Your best players need to be your best players if you want significant and sustained success. Using the start of the 2016-17 season, arguably the beginning of the Predators’ ascension, and capping the sample size just before Hynes was hired; Johansen, Forsberg, Arvidsson, Duchene, and Josi led the team in points per game. Those top-five leading players all had an average of 0.73 or higher. Since Hynes took over, they’ve all seen their points per game drop, with some more concerningly than others.
From the 2016-17 season to Laviolette’s firing, Johansen had a points-per-game average of 0.73. Since the coaching change, the centerman has seen a catastrophic collapse, now averaging just 0.38. Arvidsson, arguably one of the team’s best scorers, has experienced a decline from 0.77 to 0.40. Finally, the player who had incredible hype before arriving in Nashville, Duchene only played 38 games for the Predators when Laviolette was in charge, but during that time he registered 0.74 points per game. Since the switch, he owns a 0.51 average.
Yes, of course the individual players own some responsibility with their lower production. However, when there’s a decline among the top-five players, especially considering they were all capable of recording respectable stats pre-Hynes, the coach must own the majority of the blame.

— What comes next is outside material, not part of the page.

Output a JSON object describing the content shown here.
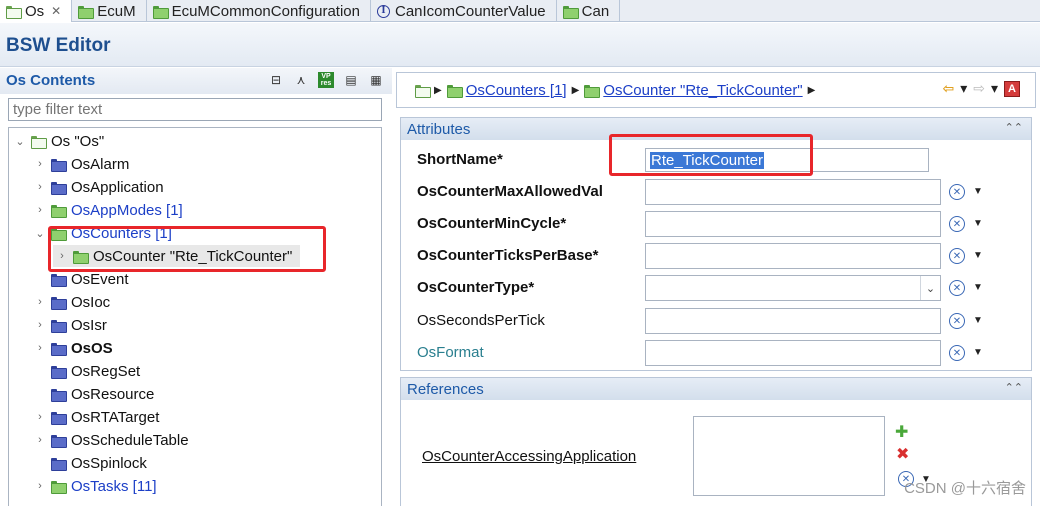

Head coaches in Nashville usually have fairly long leashes. When there’s a shakeup at the leadership level, sometimes things get worse before they get better. However, midseason changes — as Hynes was — are usually to stop a slide or to see instant improvement. If the Predators were regressing under Laviolette, then they’re free falling under Hynes.